It’s best to have all these organized before you return to work and not when you are at work.
5. Create a schedule
Before your maternity leave you probably had a set work routine, a usual time to wake, eat breakfast, leave etc. Now baby is hear that may need to change to accommodate other factors such as child care drop off, a nursing session before work. You will now need to factor in expressing session into your work day. If your baby usually feeds 3 times in the time you are at work, then you need to pump 3 times at work. It is part of Federal law that female employees are allowed “reasonable break time” to pump milk at work, up until your child is one year old.
A session may take around 20- 30 minutes to empty both breasts. The more practice you have with the pump and the more comfortable you become with expressing a pump session will be much quicker. You don’t need to stick rigidly to your schedule and it will change over time, but at first it give a good structure to fit everything in to your day
6. Organize a pump area

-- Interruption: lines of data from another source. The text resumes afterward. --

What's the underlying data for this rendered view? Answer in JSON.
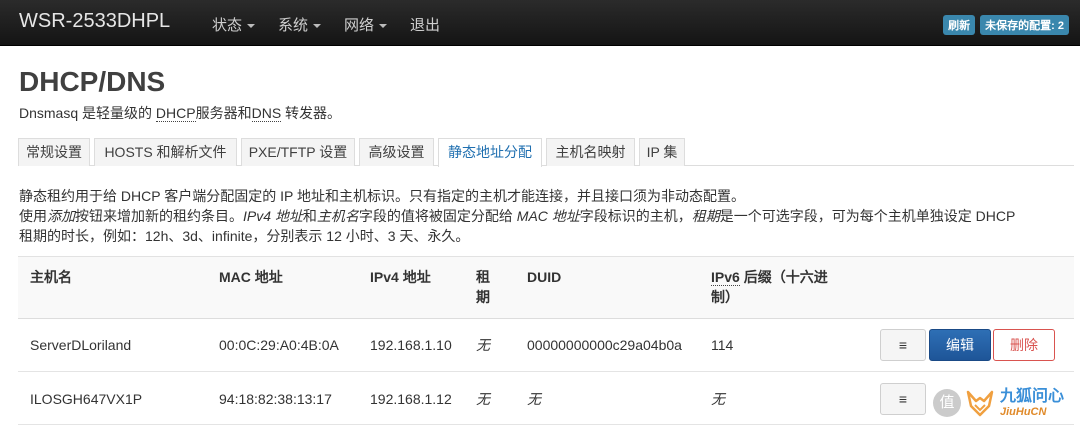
{
  "navbar": {
    "brand": "WSR-2533DHPL",
    "menu": [
      {
        "label": "状态",
        "dropdown": true
      },
      {
        "label": "系统",
        "dropdown": true
      },
      {
        "label": "网络",
        "dropdown": true
      },
      {
        "label": "退出",
        "dropdown": false
      }
    ],
    "refresh_badge": "刷新",
    "unsaved_badge": "未保存的配置: 2"
  },
  "page": {
    "title": "DHCP/DNS",
    "desc_prefix": "Dnsmasq 是轻量级的 ",
    "desc_dhcp": "DHCP",
    "desc_mid": "服务器和",
    "desc_dns": "DNS",
    "desc_suffix": " 转发器。"
  },
  "tabs": [
    "常规设置",
    "HOSTS 和解析文件",
    "PXE/TFTP 设置",
    "高级设置",
    "静态地址分配",
    "主机名映射",
    "IP 集"
  ],
  "active_tab": "静态地址分配",
  "intro": {
    "line1": "静态租约用于给 DHCP 客户端分配固定的 IP 地址和主机标识。只有指定的主机才能连接，并且接口须为非动态配置。",
    "line2_a": "使用",
    "line2_add": "添加",
    "line2_b": "按钮来增加新的租约条目。",
    "line2_ipv4": "IPv4 地址",
    "line2_c": "和",
    "line2_host": "主机名",
    "line2_d": "字段的值将被固定分配给 ",
    "line2_mac": "MAC 地址",
    "line2_e": "字段标识的主机，",
    "line2_lease": "租期",
    "line2_f": "是一个可选字段，可为每个主机单独设定 DHCP",
    "line3": "租期的时长，例如：12h、3d、infinite，分别表示 12 小时、3 天、永久。"
  },
  "table": {
    "headers": {
      "hostname": "主机名",
      "mac": "MAC 地址",
      "ipv4": "IPv4 地址",
      "lease_1": "租",
      "lease_2": "期",
      "duid": "DUID",
      "ipv6_1": "IPv6",
      "ipv6_2": " 后缀（十六进",
      "ipv6_3": "制）"
    },
    "rows": [
      {
        "hostname": "ServerDLoriland",
        "mac": "00:0C:29:A0:4B:0A",
        "ipv4": "192.168.1.10",
        "lease": "无",
        "duid": "00000000000c29a04b0a",
        "ipv6": "114"
      },
      {
        "hostname": "ILOSGH647VX1P",
        "mac": "94:18:82:38:13:17",
        "ipv4": "192.168.1.12",
        "lease": "无",
        "duid": "无",
        "ipv6": "无"
      }
    ],
    "menu_glyph": "≡",
    "edit_label": "编辑",
    "delete_label": "删除"
  },
  "watermark": {
    "badge": "值",
    "name_cn": "九狐问心",
    "name_en": "JiuHuCN"
  },
  "colors": {
    "navbar_bg": "#1c1c1c",
    "badge_bg": "#3a87ad",
    "active_tab": "#1f6fb0",
    "edit_button": "#2462a8",
    "delete_button": "#d9534f"
  }
}
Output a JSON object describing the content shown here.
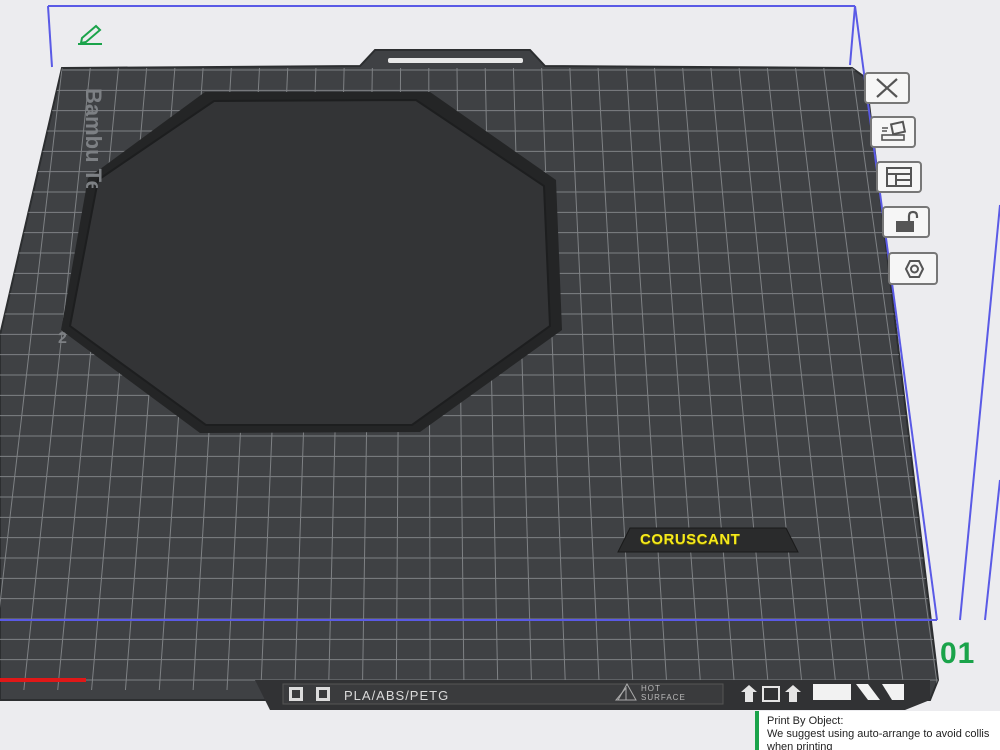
{
  "plate": {
    "brand_label": "Bambu Te",
    "side_number": "2",
    "plate_number": "01",
    "strip_label": "PLA/ABS/PETG",
    "hot_surface_line1": "HOT",
    "hot_surface_line2": "SURFACE"
  },
  "model": {
    "label_text": "CORUSCANT"
  },
  "toolbar": {
    "buttons": [
      {
        "name": "close-plate-button",
        "icon": "close-icon"
      },
      {
        "name": "auto-orient-button",
        "icon": "orient-icon"
      },
      {
        "name": "arrange-button",
        "icon": "arrange-icon"
      },
      {
        "name": "lock-plate-button",
        "icon": "lock-icon"
      },
      {
        "name": "plate-settings-button",
        "icon": "hex-nut-icon"
      }
    ]
  },
  "notice": {
    "title": "Print By Object:",
    "message": "We suggest using auto-arrange to avoid collis",
    "message2": "when printing"
  },
  "colors": {
    "plate": "#3f4144",
    "grid": "#8a8d90",
    "bounding_box": "#5a5ae6",
    "accent_green": "#1aa34a",
    "label_yellow": "#f6ea1c"
  }
}
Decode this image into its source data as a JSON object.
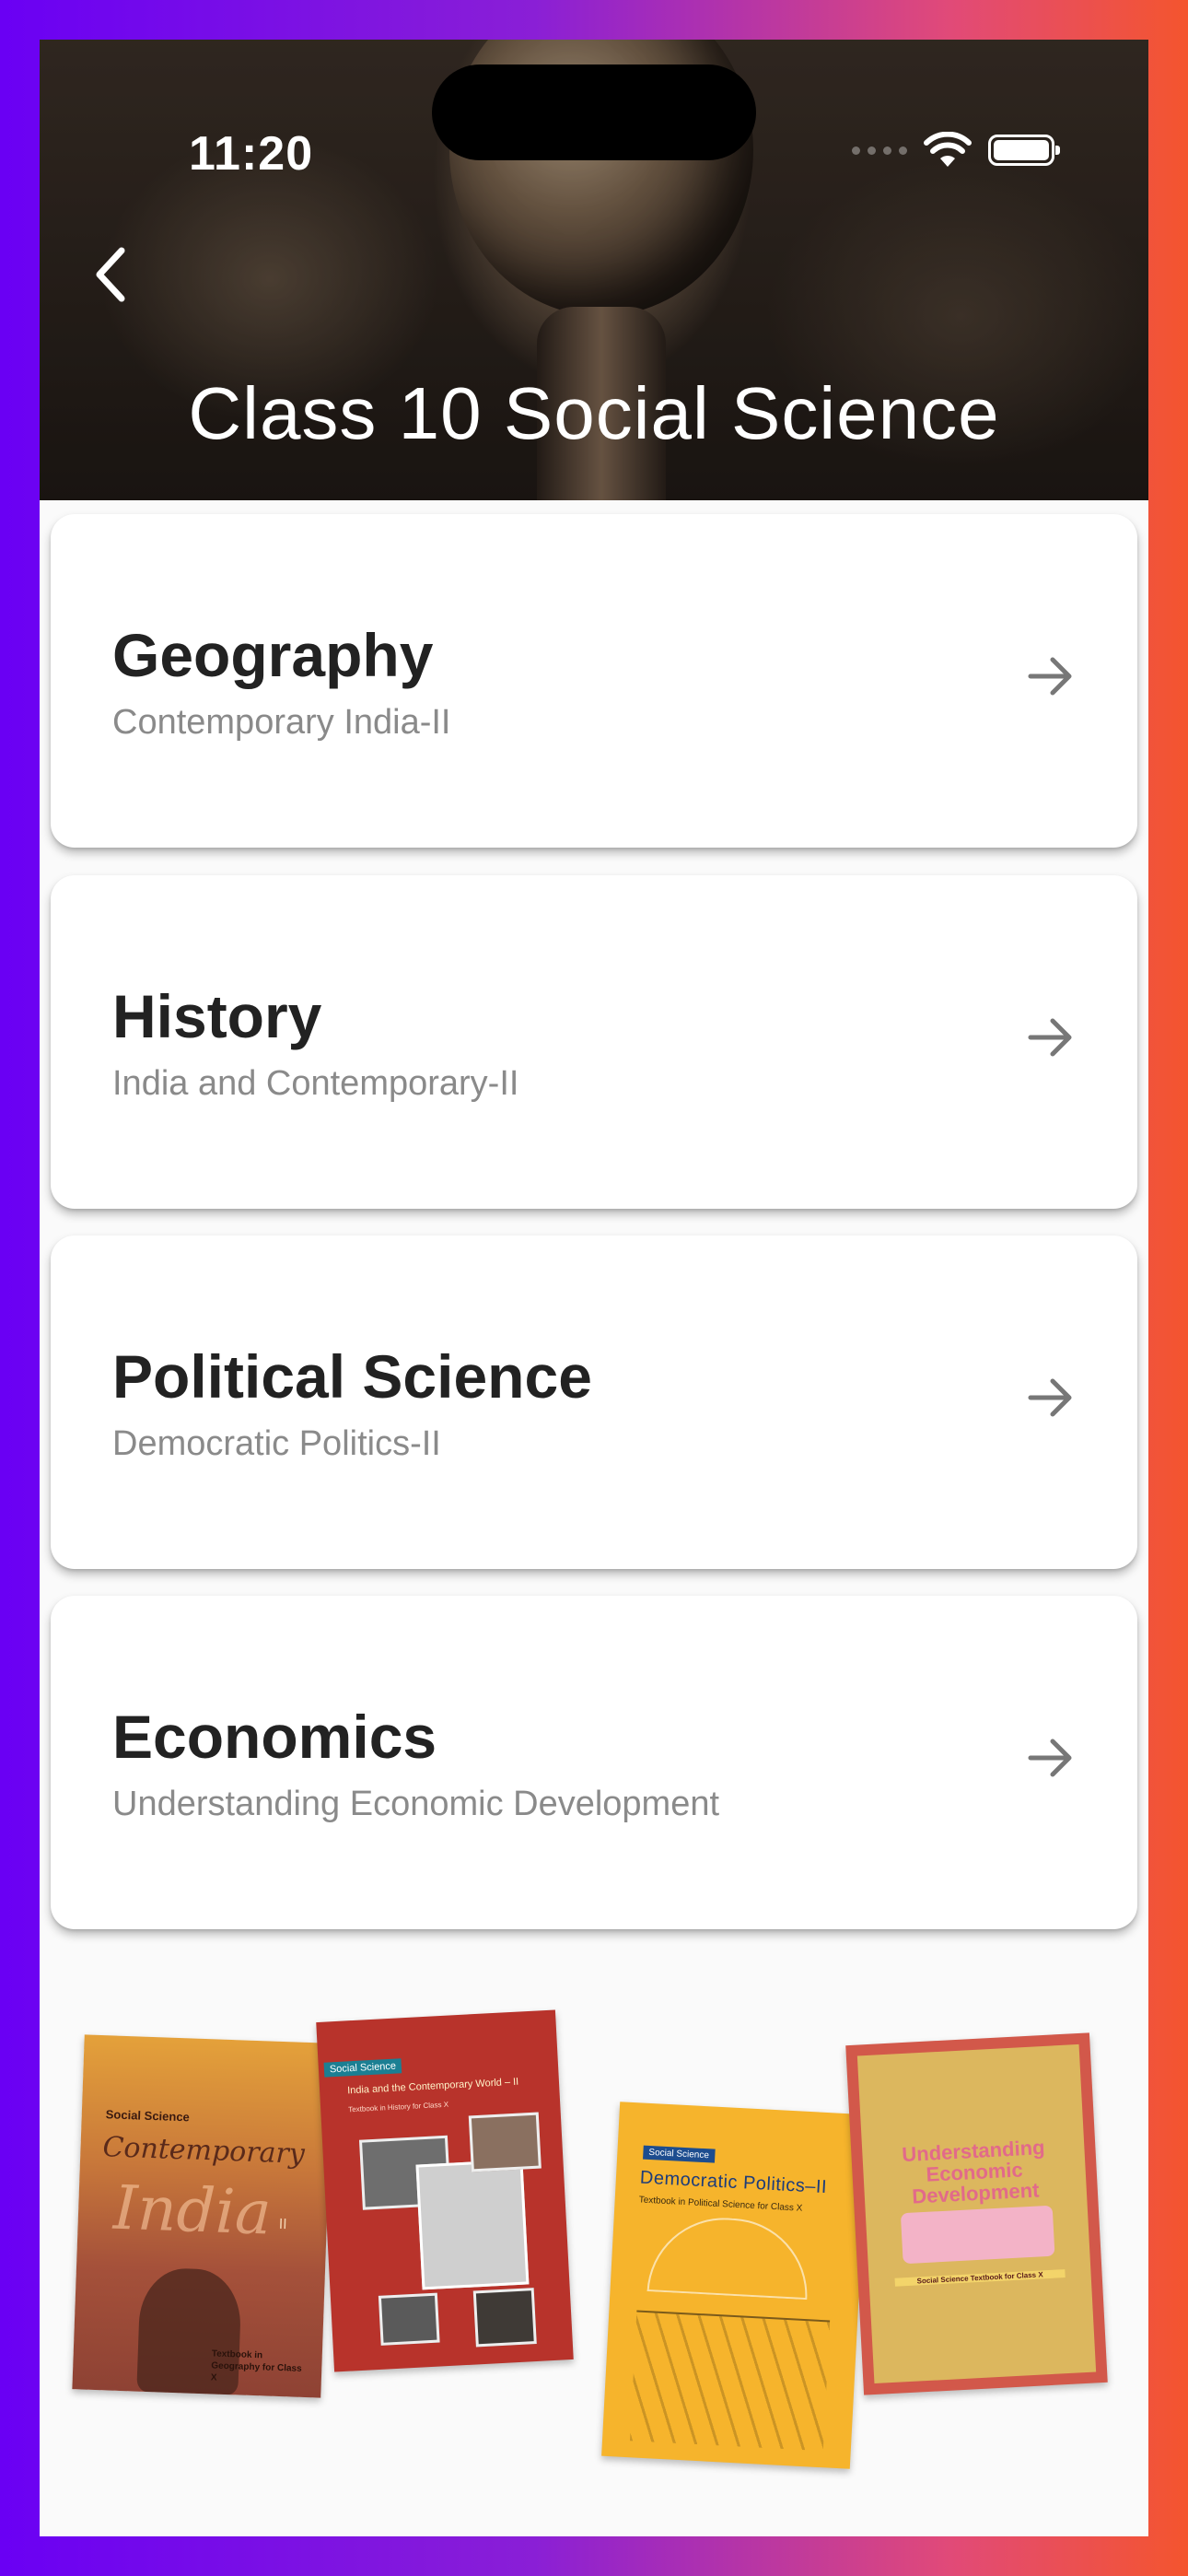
{
  "status_bar": {
    "time": "11:20"
  },
  "header": {
    "title": "Class 10 Social Science"
  },
  "subjects": [
    {
      "title": "Geography",
      "subtitle": "Contemporary India-II"
    },
    {
      "title": "History",
      "subtitle": "India and Contemporary-II"
    },
    {
      "title": "Political Science",
      "subtitle": "Democratic Politics-II"
    },
    {
      "title": "Economics",
      "subtitle": "Understanding Economic Development"
    }
  ],
  "books": [
    {
      "series": "Social Science",
      "title": "Contemporary",
      "title2": "India",
      "numeral": "II",
      "caption": "Textbook in Geography for Class X"
    },
    {
      "series": "Social Science",
      "title": "India and the Contemporary World – II",
      "caption": "Textbook in History for Class X"
    },
    {
      "series": "Social Science",
      "title": "Democratic Politics–II",
      "caption": "Textbook in Political Science for Class X"
    },
    {
      "title": "Understanding Economic Development",
      "caption": "Social Science Textbook for Class X"
    }
  ]
}
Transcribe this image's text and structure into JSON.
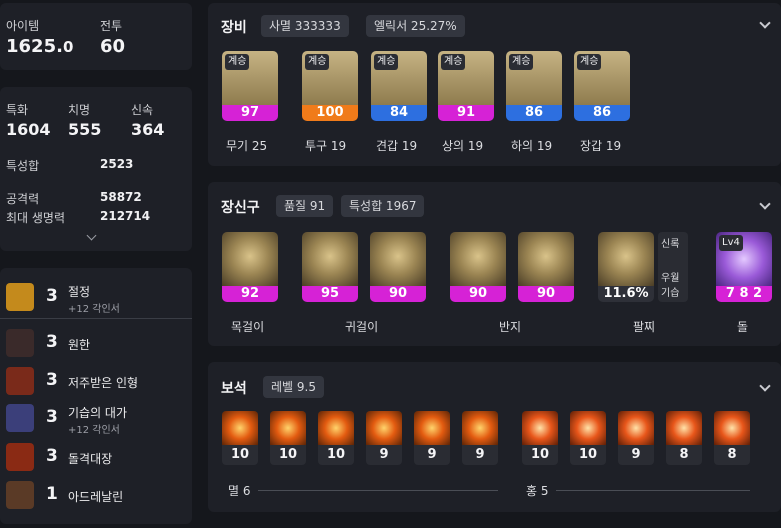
{
  "summary": {
    "item_label": "아이템",
    "item_value_main": "1625.",
    "item_value_dec": "0",
    "combat_label": "전투",
    "combat_value": "60"
  },
  "stats": {
    "crit_label": "특화",
    "crit_value": "1604",
    "chi_label": "치명",
    "chi_value": "555",
    "swift_label": "신속",
    "swift_value": "364",
    "total_label": "특성합",
    "total_value": "2523",
    "atk_label": "공격력",
    "atk_value": "58872",
    "hp_label": "최대 생명력",
    "hp_value": "212714"
  },
  "engravings": [
    {
      "level": "3",
      "name": "절정",
      "sub": "+12 각인서",
      "icon_color": "#c48a1c"
    },
    {
      "level": "3",
      "name": "원한",
      "sub": "",
      "icon_color": "#3a2a2a"
    },
    {
      "level": "3",
      "name": "저주받은 인형",
      "sub": "",
      "icon_color": "#7a2a1a"
    },
    {
      "level": "3",
      "name": "기습의 대가",
      "sub": "+12 각인서",
      "icon_color": "#3b3f7a"
    },
    {
      "level": "3",
      "name": "돌격대장",
      "sub": "",
      "icon_color": "#8a2a14"
    },
    {
      "level": "1",
      "name": "아드레날린",
      "sub": "",
      "icon_color": "#5a3a26"
    }
  ],
  "equipment": {
    "title": "장비",
    "chip1": "사멸 333333",
    "chip2": "엘릭서 25.27%",
    "items": [
      {
        "tag": "계승",
        "quality": "97",
        "label": "무기 25",
        "bar": "magenta"
      },
      {
        "tag": "계승",
        "quality": "100",
        "label": "투구 19",
        "bar": "orange"
      },
      {
        "tag": "계승",
        "quality": "84",
        "label": "견갑 19",
        "bar": "blue"
      },
      {
        "tag": "계승",
        "quality": "91",
        "label": "상의 19",
        "bar": "magenta"
      },
      {
        "tag": "계승",
        "quality": "86",
        "label": "하의 19",
        "bar": "blue"
      },
      {
        "tag": "계승",
        "quality": "86",
        "label": "장갑 19",
        "bar": "blue"
      }
    ]
  },
  "accessories": {
    "title": "장신구",
    "chip1": "품질 91",
    "chip2": "특성합 1967",
    "items": [
      {
        "quality": "92"
      },
      {
        "quality": "95"
      },
      {
        "quality": "90"
      },
      {
        "quality": "90"
      },
      {
        "quality": "90"
      },
      {
        "quality": "11.6%"
      },
      {
        "quality": "7 8 2",
        "tag": "Lv4"
      }
    ],
    "labels": {
      "necklace": "목걸이",
      "earring": "귀걸이",
      "ring": "반지",
      "bracelet": "팔찌",
      "stone": "돌"
    },
    "bracelet_stats": [
      "신록",
      "우월",
      "기습"
    ]
  },
  "gems": {
    "title": "보석",
    "chip1": "레벨 9.5",
    "left": [
      "10",
      "10",
      "10",
      "9",
      "9",
      "9"
    ],
    "right": [
      "10",
      "10",
      "9",
      "8",
      "8"
    ],
    "left_label": "멸 6",
    "right_label": "홍 5"
  }
}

It is your employer’s responsibility to find you a suitable space to express that is not the bathroom. Although it’s not a requirement this area should be comfortable and private to ensure optimal milk flow. If you use an electric pump it should include a mains outlet as well as a chair and table. If you don’t have your own office areas some ideal areas include
- A disused office
- Conference room
- Storage areas
- Cubicle area curtained off
- Disused shower rooms
- First aid rooms
To save any awkward moments between you and colleagues remember to put a ‘please knock’ sign up if there is the possibly someone may walk in.
7. Stimulate your let down
Your let down is an involuntary reflex which is stopped by feeling stressed or uncomfortable. The stress of starting work, being away from baby and anxiety of feeling exposed when expressing can make it very difficult to relax whilst you pump at work. It’s important for you to relax whilst you pump. Some suggestions include listening to music, closing your eyes or reading a magazine. You may find that items which remind you of baby will help boost your milk output. Try a photo, small item of clothing which smells like baby, or a video clip on your phone.
8. Safe storage
If you don’t have access to a food safe refrigerator you will need to consider how you will store your expressed milk. A quick guide to storage times:
Room temperature (19-26°C, 66-78°F) for 4-6 hours (3-4hrs if the room is hot)
Cool box (15°C, 59°F) for 24 hours
Refrigerator (0-4°C, 32-39°F) for 3-8 days (ideally within 72hours)
The best solution is to store your milk in a cooler bag with an ice pack. The milk can then be placed into the fridge or freezer when you return home. Remember to label your milk with the date expressed, it can then be rotated and oldest milk used first.
9. Pump hygiene
Depending on what facilities you have at work, it may be easier to clean as you go. This will prevent you having to carry around dirty equipment and then having to do it all after a long day at work. Most works have a microwave available in a staff room. This is ideal for a quick wash of parts and using popping in steam sterilizer bags for a few minutes. This will save you so much time – and probably your sanity!
If you don’t have facilities to clean your pump at work then stock up on large zip lock bags. These will help store and separate dirty pump parts from your clean equipment as you pump through the day.
10. Hydration and nutrition
You probably already know from breastfeeding that you get extremely thirsty during a session. This applies to expressing too, so make sure you always have a bottle of water at hand when you pump. Your body is working hard to make your milk and you need to replace those calories with regular meals. If that’s not possible try healthy snacks little and often. Nibbling on fruit, cheese, nuts and wholegrain crackers whilst expressing will help give you the energy to work and express without flagging.